» WHAT THE TASK REQUIRES
Collect every line in the records below that contains the word "gloves".

» Element data from apps and pages
──────
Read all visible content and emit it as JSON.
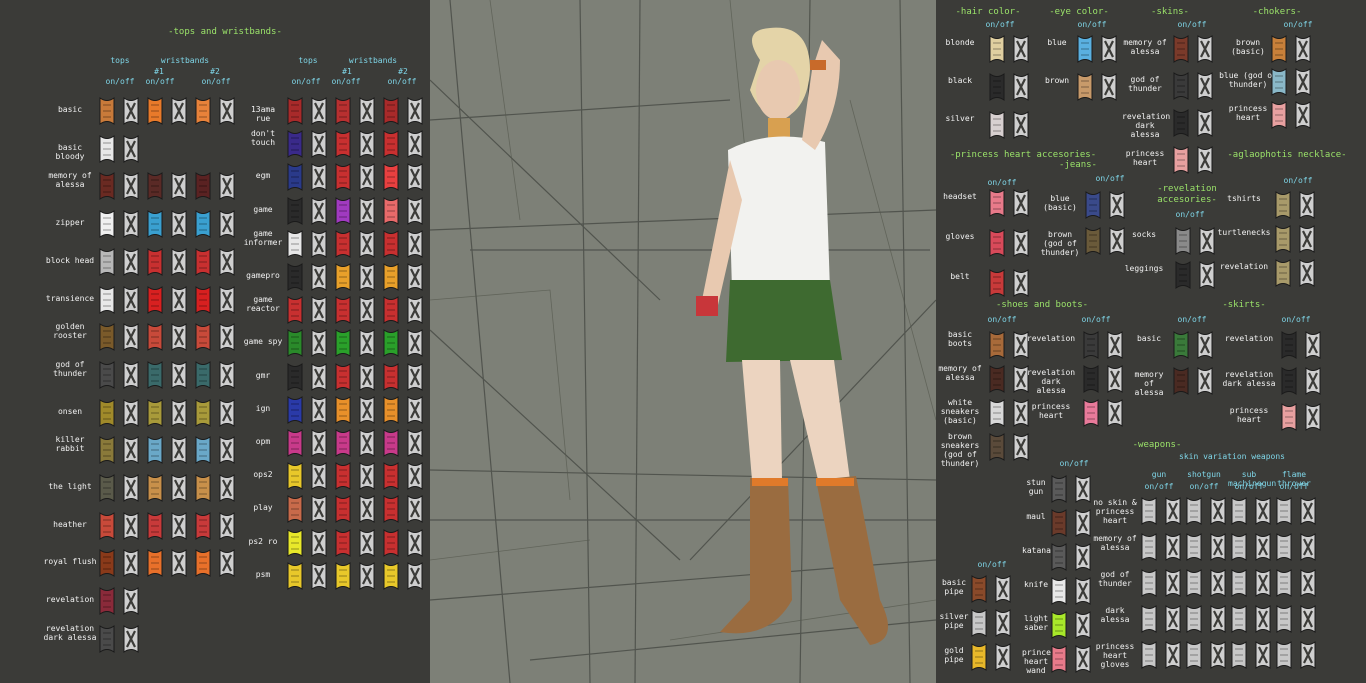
{
  "colors": {
    "panel_bg": "#3b3b38",
    "section_title": "#9be36a",
    "toggle_label": "#7fd6e8",
    "label_text": "#f2f2f2",
    "off_icon": "#d8d8d8",
    "stage_bg": "#7d8077"
  },
  "left": {
    "title": "-tops and wristbands-",
    "col_tops": "tops",
    "col_wristbands": "wristbands",
    "col_w1": "#1",
    "col_w2": "#2",
    "onoff": "on/off",
    "rows_a": [
      {
        "label": "basic",
        "colors": [
          "#c87a3a",
          "#e87a2a",
          "#e8823a"
        ]
      },
      {
        "label": "basic bloody",
        "colors": [
          "#e8e8e8"
        ]
      },
      {
        "label": "memory of alessa",
        "colors": [
          "#6a2a22",
          "#5a2a26",
          "#5a2222"
        ]
      },
      {
        "label": "zipper",
        "colors": [
          "#f0f0f0",
          "#3aa0d0",
          "#3aa0d0"
        ]
      },
      {
        "label": "block head",
        "colors": [
          "#b8b8b8",
          "#c83030",
          "#c83030"
        ]
      },
      {
        "label": "transience",
        "colors": [
          "#e8e8e8",
          "#d82020",
          "#d82020"
        ]
      },
      {
        "label": "golden rooster",
        "colors": [
          "#7a5a2a",
          "#c84a3a",
          "#c84a3a"
        ]
      },
      {
        "label": "god of thunder",
        "colors": [
          "#4a4a4a",
          "#3a6a6a",
          "#3a6a6a"
        ]
      },
      {
        "label": "onsen",
        "colors": [
          "#a08a2a",
          "#a89a3a",
          "#a89a3a"
        ]
      },
      {
        "label": "killer rabbit",
        "colors": [
          "#8a7a3a",
          "#6aa8c8",
          "#6aa8c8"
        ]
      },
      {
        "label": "the light",
        "colors": [
          "#5a5a4a",
          "#c8904a",
          "#c8904a"
        ]
      },
      {
        "label": "heather",
        "colors": [
          "#c84a3a",
          "#c83a3a",
          "#c83a3a"
        ]
      },
      {
        "label": "royal flush",
        "colors": [
          "#8a3a1a",
          "#e8702a",
          "#e8702a"
        ]
      },
      {
        "label": "revelation",
        "colors": [
          "#8a2a3a"
        ]
      },
      {
        "label": "revelation dark alessa",
        "colors": [
          "#4a4a4a"
        ]
      }
    ],
    "rows_b": [
      {
        "label": "13ama rue",
        "colors": [
          "#a82a2a",
          "#b83030",
          "#a82a2a"
        ]
      },
      {
        "label": "don't touch",
        "colors": [
          "#3a2a8a",
          "#c83030",
          "#c83030"
        ]
      },
      {
        "label": "egm",
        "colors": [
          "#2a3a8a",
          "#c83030",
          "#e84040"
        ]
      },
      {
        "label": "game",
        "colors": [
          "#2a2a2a",
          "#a03ac0",
          "#e86a6a"
        ]
      },
      {
        "label": "game informer",
        "colors": [
          "#e8e8e8",
          "#c83030",
          "#c83030"
        ]
      },
      {
        "label": "gamepro",
        "colors": [
          "#2a2a2a",
          "#e8a02a",
          "#e8a02a"
        ]
      },
      {
        "label": "game reactor",
        "colors": [
          "#c83030",
          "#c83030",
          "#c83030"
        ]
      },
      {
        "label": "game spy",
        "colors": [
          "#2a8a2a",
          "#2aa02a",
          "#2aa02a"
        ]
      },
      {
        "label": "gmr",
        "colors": [
          "#2a2a2a",
          "#c83030",
          "#c83030"
        ]
      },
      {
        "label": "ign",
        "colors": [
          "#2a3aa8",
          "#e8902a",
          "#e8902a"
        ]
      },
      {
        "label": "opm",
        "colors": [
          "#c83a8a",
          "#c83a8a",
          "#c83a8a"
        ]
      },
      {
        "label": "ops2",
        "colors": [
          "#e8c82a",
          "#c83030",
          "#c83030"
        ]
      },
      {
        "label": "play",
        "colors": [
          "#c86a4a",
          "#c83030",
          "#c83030"
        ]
      },
      {
        "label": "ps2 ro",
        "colors": [
          "#e8e82a",
          "#c83030",
          "#c83030"
        ]
      },
      {
        "label": "psm",
        "colors": [
          "#e8c82a",
          "#e8c82a",
          "#e8c82a"
        ]
      }
    ]
  },
  "right": {
    "hair_title": "-hair color-",
    "hair": [
      {
        "label": "blonde",
        "color": "#e0cfa0"
      },
      {
        "label": "black",
        "color": "#2a2a2a"
      },
      {
        "label": "silver",
        "color": "#d8d0d0"
      }
    ],
    "eye_title": "-eye color-",
    "eye": [
      {
        "label": "blue",
        "color": "#5ab0e0"
      },
      {
        "label": "brown",
        "color": "#c89a6a"
      }
    ],
    "skins_title": "-skins-",
    "skins": [
      {
        "label": "memory of alessa",
        "color": "#7a3a2a"
      },
      {
        "label": "god of thunder",
        "color": "#3a3a3a"
      },
      {
        "label": "revelation dark alessa",
        "color": "#2a2a2a"
      },
      {
        "label": "princess heart",
        "color": "#e8a0a0"
      }
    ],
    "chokers_title": "-chokers-",
    "chokers": [
      {
        "label": "brown (basic)",
        "color": "#c8803a"
      },
      {
        "label": "blue (god of thunder)",
        "color": "#8ab8c8"
      },
      {
        "label": "princess heart",
        "color": "#e8a0a0"
      }
    ],
    "ph_title": "-princess heart accesories-",
    "ph": [
      {
        "label": "headset",
        "color": "#e87a8a"
      },
      {
        "label": "gloves",
        "color": "#d84a5a"
      },
      {
        "label": "belt",
        "color": "#c83a3a"
      }
    ],
    "jeans_title": "-jeans-",
    "jeans": [
      {
        "label": "blue (basic)",
        "color": "#3a4a8a"
      },
      {
        "label": "brown (god of thunder)",
        "color": "#6a5a3a"
      }
    ],
    "rev_title": "-revelation accesories-",
    "rev": [
      {
        "label": "socks",
        "color": "#8a8a8a"
      },
      {
        "label": "leggings",
        "color": "#2a2a2a"
      }
    ],
    "agl_title": "-aglaophotis necklace-",
    "agl": [
      {
        "label": "tshirts",
        "color": "#a89a6a"
      },
      {
        "label": "turtlenecks",
        "color": "#a89a6a"
      },
      {
        "label": "revelation",
        "color": "#a89a6a"
      }
    ],
    "shoes_title": "-shoes and boots-",
    "shoes_a": [
      {
        "label": "basic boots",
        "color": "#a86a3a"
      },
      {
        "label": "memory of alessa",
        "color": "#4a2a22"
      },
      {
        "label": "white sneakers (basic)",
        "color": "#d8d8d8"
      },
      {
        "label": "brown sneakers (god of thunder)",
        "color": "#5a4a3a"
      }
    ],
    "shoes_b": [
      {
        "label": "revelation",
        "color": "#3a3a3a"
      },
      {
        "label": "revelation dark alessa",
        "color": "#2a2a2a"
      },
      {
        "label": "princess heart",
        "color": "#e87a9a"
      }
    ],
    "skirts_title": "-skirts-",
    "skirts_a": [
      {
        "label": "basic",
        "color": "#3a7a3a"
      },
      {
        "label": "memory of alessa",
        "color": "#4a2a22"
      }
    ],
    "skirts_b": [
      {
        "label": "revelation",
        "color": "#2a2a2a"
      },
      {
        "label": "revelation dark alessa",
        "color": "#2a2a2a"
      },
      {
        "label": "princess heart",
        "color": "#e8a0a0"
      }
    ],
    "weapons_title": "-weapons-",
    "skin_var_title": "skin variation weapons",
    "wcol": [
      "gun",
      "shotgun",
      "sub machinegun",
      "flame thrower"
    ],
    "melee": [
      {
        "label": "stun gun",
        "color": "#5a5a5a"
      },
      {
        "label": "maul",
        "color": "#6a3a2a"
      },
      {
        "label": "katana",
        "color": "#5a5a5a"
      },
      {
        "label": "knife",
        "color": "#e8e8e8"
      },
      {
        "label": "light saber",
        "color": "#a8e82a"
      },
      {
        "label": "princess heart wand",
        "color": "#e87a8a"
      }
    ],
    "pipes": [
      {
        "label": "basic pipe",
        "color": "#8a4a2a"
      },
      {
        "label": "silver pipe",
        "color": "#c8c8c8"
      },
      {
        "label": "gold pipe",
        "color": "#e8b82a"
      }
    ],
    "skinvar": [
      {
        "label": "no skin & princess heart",
        "color": "#c8c8c8"
      },
      {
        "label": "memory of alessa",
        "color": "#c8c8c8"
      },
      {
        "label": "god of thunder",
        "color": "#c8c8c8"
      },
      {
        "label": "dark alessa",
        "color": "#c8c8c8"
      },
      {
        "label": "princess heart gloves",
        "color": "#c8c8c8"
      }
    ]
  }
}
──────
» OUTPUT FOR THIS TASK
        "label": "gloves",
        "label": "princess heart gloves",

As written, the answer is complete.